Of course, we always hear a lot of quick answers: “They’re wasting it!” or “They’re throwing it away on earmarks!” or “They’re giving it away to other countries.” And to a certain extent, every one of those statements is true.
But those explanations don’t come close to telling the whole story. That’s because the federal government has gotten so big that it literally spends more money than any person can comprehend.
Consider this, if you were to spend a million dollars every single day – from the birth of Christ until today – you still would not have spent $1 trillion. (In fact, you would still have almost $300 billion left over.) This year, the federal government will spend about $1 trillion every 120 days.
More discouragingly, the country has 14 times that amount in national debt. It’s an absolutely obscene amount of money. But this still doesn’t explain what the government is doing with all the money. It only explains how much money is being spent.
To explain where all the money is going, it’s easier to start the conversation if you take the numbers down to something that makes more sense. For example, if our nation was just one family, then, as a family, we made around $43,000 last year. But we spent $69,000. That means we had to put $26,000 on the credit card. And the big problem with the credit card is this: Its balance is $284,000.
Using that example, if Washington were to save all the money that was wasted last year (wouldn’t that be nice!) out of next year’s budget, we would save about $1,300. That’s nothing to turn your nose up at, but it’s a far cry from the $26,000 we need to save for a balanced budget.
How about all the earmarks?
Suppose we were to eliminate all funding for earmarks – something else I completely agree with. Some reports estimate that Congress spent $16.5 billion on earmarks last year. That saves us $330 out of the family budget example. Still a long, long way to go before we make up the $26,000 that we borrowed.

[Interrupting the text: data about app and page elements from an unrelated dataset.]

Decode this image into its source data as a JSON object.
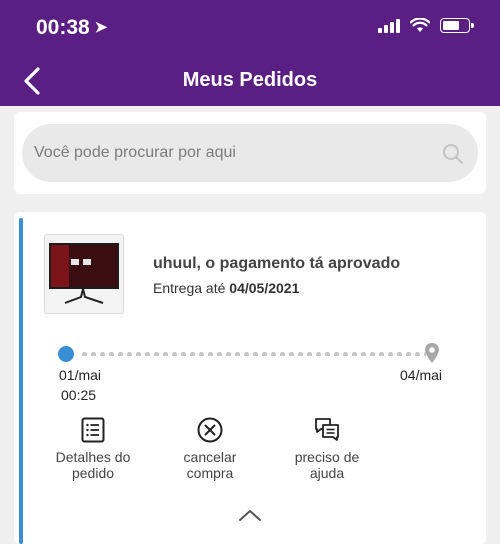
{
  "status_bar": {
    "time": "00:38",
    "location_icon": "location-arrow-icon",
    "icons": [
      "signal-icon",
      "wifi-icon",
      "battery-icon"
    ]
  },
  "header": {
    "title": "Meus Pedidos",
    "back_icon": "back-arrow-icon"
  },
  "search": {
    "placeholder": "Você pode procurar por aqui",
    "icon": "search-icon"
  },
  "order": {
    "status": "uhuul, o pagamento tá aprovado",
    "delivery_prefix": "Entrega até",
    "delivery_date": "04/05/2021",
    "tracker": {
      "start_date": "01/mai",
      "start_time": "00:25",
      "end_date": "04/mai"
    },
    "actions": [
      {
        "label_line1": "Detalhes do",
        "label_line2": "pedido",
        "icon": "list-icon"
      },
      {
        "label_line1": "cancelar",
        "label_line2": "compra",
        "icon": "close-circle-icon"
      },
      {
        "label_line1": "preciso de",
        "label_line2": "ajuda",
        "icon": "chat-icon"
      }
    ]
  },
  "colors": {
    "header": "#5a1f82",
    "accent": "#3a8fd4"
  }
}
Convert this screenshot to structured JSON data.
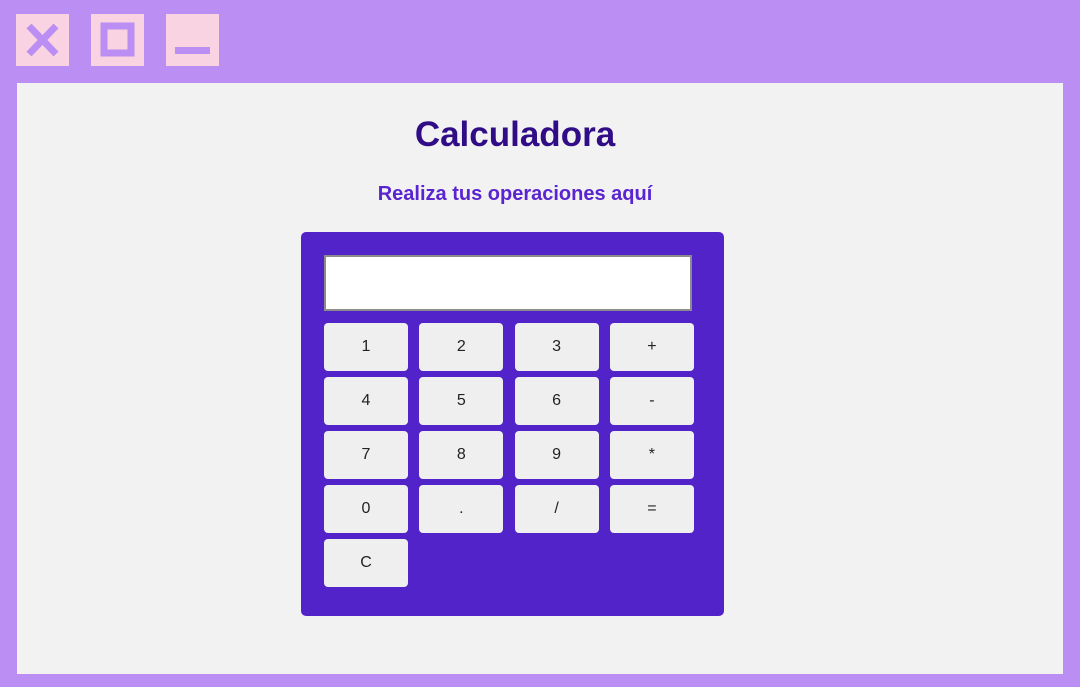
{
  "window": {
    "controls": [
      {
        "name": "close-button",
        "icon": "close-icon"
      },
      {
        "name": "maximize-button",
        "icon": "maximize-icon"
      },
      {
        "name": "minimize-button",
        "icon": "minimize-icon"
      }
    ]
  },
  "page": {
    "title": "Calculadora",
    "subtitle": "Realiza tus operaciones aquí"
  },
  "calculator": {
    "display_value": "",
    "keys": [
      "1",
      "2",
      "3",
      "+",
      "4",
      "5",
      "6",
      "-",
      "7",
      "8",
      "9",
      "*",
      "0",
      ".",
      "/",
      "=",
      "C"
    ]
  },
  "colors": {
    "frame": "#bb8ef3",
    "window_button": "#fad3e2",
    "content_bg": "#f2f2f2",
    "title": "#300d86",
    "subtitle": "#5a24d0",
    "calculator_bg": "#5223c9",
    "key_bg": "#efefef"
  }
}
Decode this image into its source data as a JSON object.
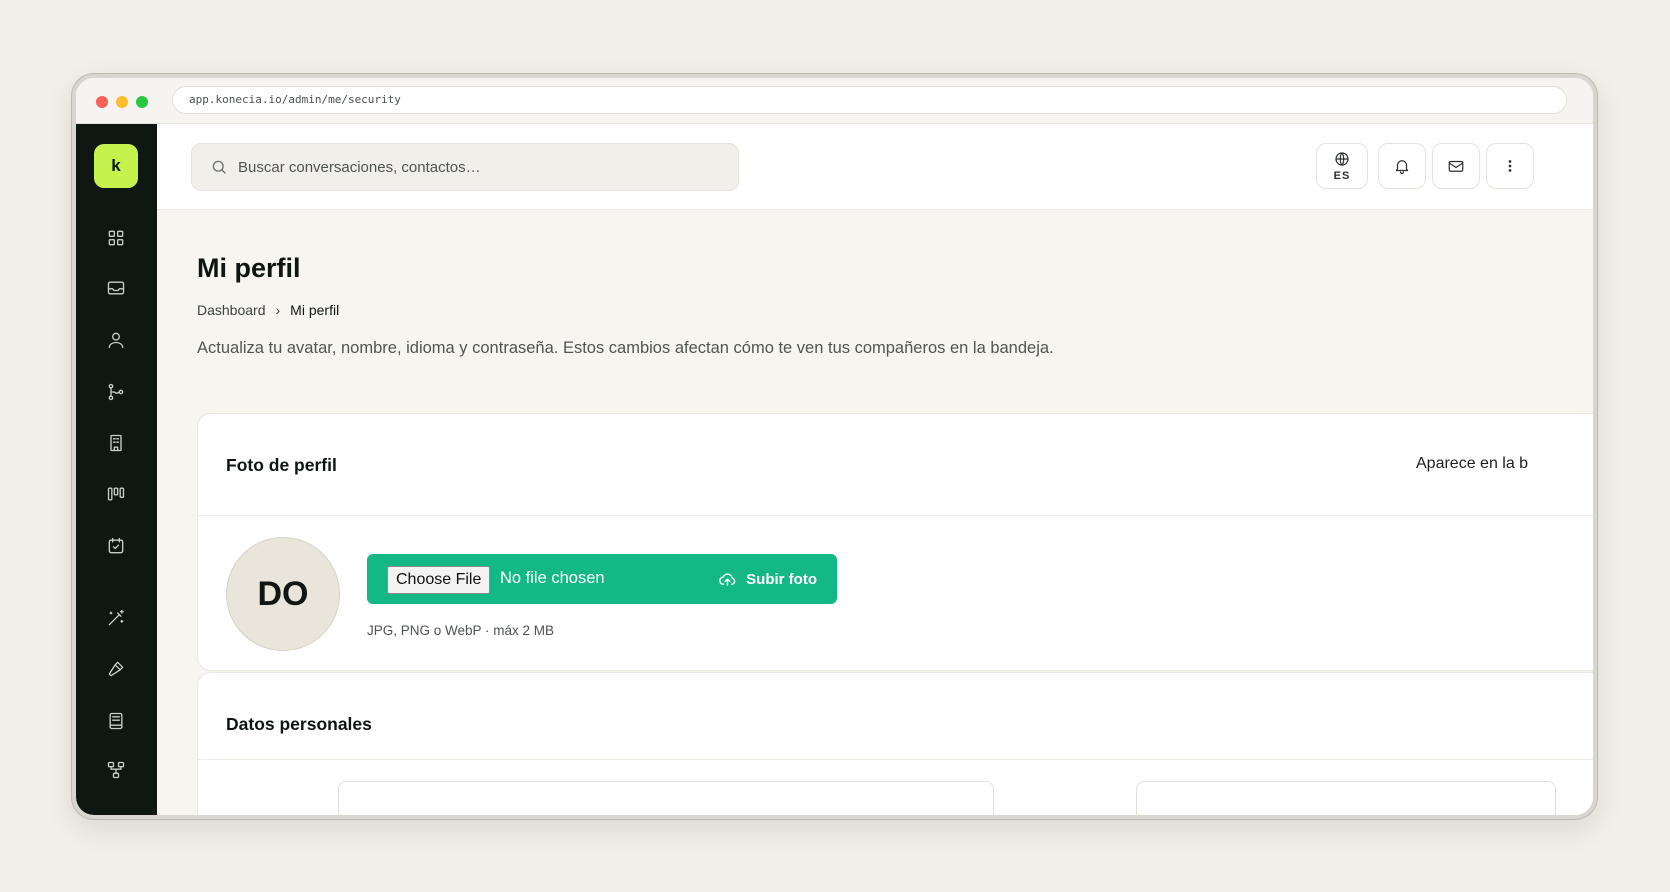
{
  "browser": {
    "url": "app.konecia.io/admin/me/security"
  },
  "sidebar": {
    "logo_letter": "k",
    "items": [
      {
        "icon": "grid-icon"
      },
      {
        "icon": "inbox-icon"
      },
      {
        "icon": "user-icon"
      },
      {
        "icon": "flow-icon"
      },
      {
        "icon": "building-icon"
      },
      {
        "icon": "kanban-icon"
      },
      {
        "icon": "calendar-check-icon"
      },
      {
        "icon": "magic-wand-icon"
      },
      {
        "icon": "hammer-icon"
      },
      {
        "icon": "book-icon"
      },
      {
        "icon": "network-icon"
      }
    ]
  },
  "topbar": {
    "search_placeholder": "Buscar conversaciones, contactos…",
    "language_code": "ES"
  },
  "page": {
    "title": "Mi perfil",
    "breadcrumb": {
      "parent": "Dashboard",
      "current": "Mi perfil"
    },
    "description": "Actualiza tu avatar, nombre, idioma y contraseña. Estos cambios afectan cómo te ven tus compañeros en la bandeja."
  },
  "photo_card": {
    "title": "Foto de perfil",
    "aside": "Aparece en la b",
    "avatar_initials": "DO",
    "choose_file_label": "Choose File",
    "no_file_label": "No file chosen",
    "upload_label": "Subir foto",
    "hint": "JPG, PNG o WebP · máx 2 MB"
  },
  "personal_card": {
    "title": "Datos personales"
  },
  "colors": {
    "sidebar_bg": "#0f1713",
    "logo_accent": "#c6f24e",
    "upload_green": "#14b885",
    "page_bg": "#f7f5f0"
  }
}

As for all the money we give away to other countries: Using our family budget example, eliminating all foreign aid would only save us about $920.
But my favorite example is the $35 million that Congress cut from our own budgets this year. Yes, it was a 5 percent cut for us, and it is important to lead by example, but that $35 million represents less than one dollar out of the $26,000 we need to save.
So right now, after taking out all waste, earmarks and foreign assistance, we have cut the amount we borrowed down from $26,000 to about $23,449.
As you can see, digging ourselves out of this spending hole will not be easy.
Both parties like to talk about saving taxpayer dollars, but when it comes down to actually reducing what we’ve been borrowing, the quick fixes that are thrown around don’t even come close. The fact is that we are past the point of just saying no to bad programs and wasteful spending. At this point, we have to say no to some good programs, too. In fact, we probably have to start saying no to everything, at least a little.
People deserve to know the whole truth about what Congress is doing with our money. That’s why I am hosting “Spending, Debt and Deficits” town halls all across the 5th District.
The first of these town halls was March 24 in Lancaster, and it went exceptionally well. If you couldn’t make it, I hope you can come out to one of the next three meetings and join our discussion on balancing the budget:
u Monday, April 18: Town Hall in Darlington – 6:30-8 p.m. at Florence-Darlington Technical College (Fred C. Fore Auditorium in the 400 Building), 2715 W. Lucas St., Florence
u April 27: Town Hall in Rock Hill – 6:30-8 p.m. at Baxter M. Hood Center (Barnes Room), 452 S. Anderson Road, Rock Hill
u April 28: Town Hall in Camden – 6:30-8 p.m. in council chambers at the Kershaw County Government Center, 515 Walnut St., Camden
And there will be more throughout the spring, because we can’t have meaningful conversations about how to fix things until folks understand the truth about where we stand as a country.